** Opening DATA TO EXAMINE block **
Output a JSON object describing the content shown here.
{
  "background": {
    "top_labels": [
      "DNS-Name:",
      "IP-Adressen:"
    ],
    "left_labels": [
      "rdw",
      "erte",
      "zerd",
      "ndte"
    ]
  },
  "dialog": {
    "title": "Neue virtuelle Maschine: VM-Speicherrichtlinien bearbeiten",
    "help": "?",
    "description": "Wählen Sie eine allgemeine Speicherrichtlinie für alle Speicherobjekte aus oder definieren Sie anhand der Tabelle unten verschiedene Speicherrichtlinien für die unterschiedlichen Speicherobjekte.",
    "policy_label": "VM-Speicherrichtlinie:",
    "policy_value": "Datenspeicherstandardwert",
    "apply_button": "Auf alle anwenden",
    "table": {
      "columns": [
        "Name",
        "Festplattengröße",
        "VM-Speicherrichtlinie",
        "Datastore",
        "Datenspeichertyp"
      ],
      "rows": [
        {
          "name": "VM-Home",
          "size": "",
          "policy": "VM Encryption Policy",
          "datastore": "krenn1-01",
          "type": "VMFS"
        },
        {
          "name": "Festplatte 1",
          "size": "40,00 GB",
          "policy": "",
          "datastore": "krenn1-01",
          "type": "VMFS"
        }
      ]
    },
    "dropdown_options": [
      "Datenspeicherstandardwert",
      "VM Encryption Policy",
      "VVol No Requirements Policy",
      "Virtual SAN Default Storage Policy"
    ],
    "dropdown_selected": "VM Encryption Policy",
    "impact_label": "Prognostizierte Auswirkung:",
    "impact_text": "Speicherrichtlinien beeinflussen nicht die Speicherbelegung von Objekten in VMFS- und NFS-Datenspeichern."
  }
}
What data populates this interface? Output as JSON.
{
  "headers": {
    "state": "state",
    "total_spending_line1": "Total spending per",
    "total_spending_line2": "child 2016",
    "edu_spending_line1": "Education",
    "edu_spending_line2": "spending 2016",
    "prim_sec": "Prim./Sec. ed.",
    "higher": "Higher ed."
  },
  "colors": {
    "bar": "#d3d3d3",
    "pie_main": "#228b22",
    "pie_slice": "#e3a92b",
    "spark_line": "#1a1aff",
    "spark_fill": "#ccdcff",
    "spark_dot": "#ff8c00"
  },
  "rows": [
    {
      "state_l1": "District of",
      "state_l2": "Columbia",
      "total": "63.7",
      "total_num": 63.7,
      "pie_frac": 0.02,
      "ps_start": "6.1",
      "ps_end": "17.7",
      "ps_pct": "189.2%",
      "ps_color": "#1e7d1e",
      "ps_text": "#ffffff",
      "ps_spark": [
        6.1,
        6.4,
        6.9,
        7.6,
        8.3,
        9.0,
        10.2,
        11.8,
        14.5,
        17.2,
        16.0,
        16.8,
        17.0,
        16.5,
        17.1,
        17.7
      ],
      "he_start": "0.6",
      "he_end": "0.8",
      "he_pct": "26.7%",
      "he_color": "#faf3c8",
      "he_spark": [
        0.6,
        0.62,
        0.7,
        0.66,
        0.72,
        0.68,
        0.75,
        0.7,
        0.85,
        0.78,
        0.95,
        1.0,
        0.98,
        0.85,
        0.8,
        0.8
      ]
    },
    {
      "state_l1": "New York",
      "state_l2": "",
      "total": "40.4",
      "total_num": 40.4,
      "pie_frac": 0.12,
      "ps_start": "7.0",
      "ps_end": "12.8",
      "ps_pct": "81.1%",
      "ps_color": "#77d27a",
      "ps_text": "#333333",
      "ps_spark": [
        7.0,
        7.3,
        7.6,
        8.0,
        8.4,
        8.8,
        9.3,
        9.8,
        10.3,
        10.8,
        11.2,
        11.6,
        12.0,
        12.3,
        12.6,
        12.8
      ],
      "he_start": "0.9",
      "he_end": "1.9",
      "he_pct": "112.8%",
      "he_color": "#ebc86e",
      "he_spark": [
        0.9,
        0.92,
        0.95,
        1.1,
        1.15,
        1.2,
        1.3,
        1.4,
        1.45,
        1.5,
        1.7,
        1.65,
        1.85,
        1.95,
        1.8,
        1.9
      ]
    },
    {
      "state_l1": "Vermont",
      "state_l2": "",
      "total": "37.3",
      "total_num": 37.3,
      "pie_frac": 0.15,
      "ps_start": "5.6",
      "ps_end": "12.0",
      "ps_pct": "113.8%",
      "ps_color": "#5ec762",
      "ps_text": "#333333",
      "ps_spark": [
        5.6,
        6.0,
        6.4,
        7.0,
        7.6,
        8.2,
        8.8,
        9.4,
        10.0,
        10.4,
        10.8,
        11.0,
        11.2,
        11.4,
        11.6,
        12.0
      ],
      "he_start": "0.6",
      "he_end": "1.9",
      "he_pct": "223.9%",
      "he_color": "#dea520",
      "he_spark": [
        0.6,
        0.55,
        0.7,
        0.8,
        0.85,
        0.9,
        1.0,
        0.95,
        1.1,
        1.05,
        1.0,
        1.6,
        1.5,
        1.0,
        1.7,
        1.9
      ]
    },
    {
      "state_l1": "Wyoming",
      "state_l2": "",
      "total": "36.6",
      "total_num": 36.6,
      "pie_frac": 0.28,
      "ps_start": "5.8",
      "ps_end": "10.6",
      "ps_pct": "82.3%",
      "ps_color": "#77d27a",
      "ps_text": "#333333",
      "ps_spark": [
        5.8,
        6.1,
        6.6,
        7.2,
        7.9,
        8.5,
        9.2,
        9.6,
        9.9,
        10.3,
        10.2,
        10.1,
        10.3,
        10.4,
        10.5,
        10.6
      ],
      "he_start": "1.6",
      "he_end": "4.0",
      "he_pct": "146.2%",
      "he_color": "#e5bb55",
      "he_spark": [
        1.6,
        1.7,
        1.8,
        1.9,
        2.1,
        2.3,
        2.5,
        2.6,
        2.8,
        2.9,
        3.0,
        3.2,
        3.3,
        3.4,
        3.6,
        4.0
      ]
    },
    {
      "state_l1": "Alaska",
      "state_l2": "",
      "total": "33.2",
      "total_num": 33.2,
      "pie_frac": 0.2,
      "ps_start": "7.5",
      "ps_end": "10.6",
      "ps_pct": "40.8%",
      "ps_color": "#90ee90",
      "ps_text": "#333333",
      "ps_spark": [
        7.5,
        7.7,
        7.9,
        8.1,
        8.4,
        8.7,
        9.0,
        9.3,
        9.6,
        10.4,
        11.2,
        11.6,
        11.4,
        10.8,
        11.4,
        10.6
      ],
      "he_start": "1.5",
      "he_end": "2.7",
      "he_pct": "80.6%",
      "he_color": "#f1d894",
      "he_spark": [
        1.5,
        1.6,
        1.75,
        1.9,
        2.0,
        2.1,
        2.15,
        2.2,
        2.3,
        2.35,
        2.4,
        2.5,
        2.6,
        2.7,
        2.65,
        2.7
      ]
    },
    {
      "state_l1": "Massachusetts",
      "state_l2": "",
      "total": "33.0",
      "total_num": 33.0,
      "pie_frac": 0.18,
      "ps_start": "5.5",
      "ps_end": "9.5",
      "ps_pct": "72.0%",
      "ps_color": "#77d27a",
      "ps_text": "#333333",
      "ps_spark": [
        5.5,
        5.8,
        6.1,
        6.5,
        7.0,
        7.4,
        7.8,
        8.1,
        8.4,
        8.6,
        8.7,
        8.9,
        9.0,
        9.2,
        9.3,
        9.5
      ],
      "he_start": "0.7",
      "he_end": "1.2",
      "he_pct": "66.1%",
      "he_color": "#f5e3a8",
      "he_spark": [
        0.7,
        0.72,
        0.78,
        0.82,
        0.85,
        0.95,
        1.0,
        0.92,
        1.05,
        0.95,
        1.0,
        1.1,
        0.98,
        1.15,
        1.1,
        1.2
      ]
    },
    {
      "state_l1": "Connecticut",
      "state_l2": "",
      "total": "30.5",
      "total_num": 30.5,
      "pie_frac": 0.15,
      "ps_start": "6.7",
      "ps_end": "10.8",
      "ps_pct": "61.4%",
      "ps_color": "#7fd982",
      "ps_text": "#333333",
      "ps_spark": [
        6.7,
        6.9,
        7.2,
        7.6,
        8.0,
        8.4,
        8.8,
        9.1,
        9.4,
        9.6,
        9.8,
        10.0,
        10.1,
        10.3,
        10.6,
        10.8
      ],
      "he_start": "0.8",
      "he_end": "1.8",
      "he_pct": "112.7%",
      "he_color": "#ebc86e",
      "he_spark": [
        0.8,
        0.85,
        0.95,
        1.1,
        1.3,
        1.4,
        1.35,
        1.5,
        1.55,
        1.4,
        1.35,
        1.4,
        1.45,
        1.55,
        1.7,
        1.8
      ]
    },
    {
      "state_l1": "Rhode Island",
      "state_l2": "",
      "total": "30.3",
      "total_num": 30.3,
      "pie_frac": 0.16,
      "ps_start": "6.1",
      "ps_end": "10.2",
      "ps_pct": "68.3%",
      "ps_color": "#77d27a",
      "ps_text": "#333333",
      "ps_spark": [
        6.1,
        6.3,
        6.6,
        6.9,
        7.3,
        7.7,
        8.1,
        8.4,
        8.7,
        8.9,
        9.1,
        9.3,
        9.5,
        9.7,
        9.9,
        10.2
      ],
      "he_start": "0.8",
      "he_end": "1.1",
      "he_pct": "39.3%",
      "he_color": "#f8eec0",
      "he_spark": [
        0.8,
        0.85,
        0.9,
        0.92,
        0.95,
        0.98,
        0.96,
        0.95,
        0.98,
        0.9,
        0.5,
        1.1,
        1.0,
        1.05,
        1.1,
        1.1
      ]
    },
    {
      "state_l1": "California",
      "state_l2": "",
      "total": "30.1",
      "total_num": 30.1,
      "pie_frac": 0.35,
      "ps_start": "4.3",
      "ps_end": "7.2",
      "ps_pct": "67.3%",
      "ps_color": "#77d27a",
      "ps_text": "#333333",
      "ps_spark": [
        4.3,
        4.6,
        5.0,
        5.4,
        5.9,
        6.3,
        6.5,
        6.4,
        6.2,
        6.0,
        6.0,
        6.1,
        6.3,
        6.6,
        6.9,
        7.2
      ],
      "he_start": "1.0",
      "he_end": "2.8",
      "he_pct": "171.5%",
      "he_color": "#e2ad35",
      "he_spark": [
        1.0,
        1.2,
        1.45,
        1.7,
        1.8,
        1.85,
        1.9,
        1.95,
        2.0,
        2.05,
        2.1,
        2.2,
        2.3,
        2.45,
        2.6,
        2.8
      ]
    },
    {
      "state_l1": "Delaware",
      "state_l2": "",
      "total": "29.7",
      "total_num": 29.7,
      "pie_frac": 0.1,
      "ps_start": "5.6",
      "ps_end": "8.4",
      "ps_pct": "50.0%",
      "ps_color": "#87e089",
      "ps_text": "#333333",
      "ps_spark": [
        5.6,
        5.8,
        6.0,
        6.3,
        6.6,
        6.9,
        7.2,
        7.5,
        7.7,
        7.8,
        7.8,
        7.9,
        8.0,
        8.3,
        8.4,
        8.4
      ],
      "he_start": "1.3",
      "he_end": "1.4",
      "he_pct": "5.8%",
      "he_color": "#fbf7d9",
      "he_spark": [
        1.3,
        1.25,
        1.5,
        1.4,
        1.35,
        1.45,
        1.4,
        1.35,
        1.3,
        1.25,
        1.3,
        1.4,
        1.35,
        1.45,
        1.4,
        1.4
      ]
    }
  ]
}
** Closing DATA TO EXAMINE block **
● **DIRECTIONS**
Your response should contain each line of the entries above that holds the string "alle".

● **EXERCISE RESPONSE**
    "description": "Wählen Sie eine allgemeine Speicherrichtlinie für alle Speicherobjekte aus oder definieren Sie anhand der Tabelle unten verschiedene Speicherrichtlinien für die unterschiedlichen Speicherobjekte.",
    "apply_button": "Auf alle anwenden",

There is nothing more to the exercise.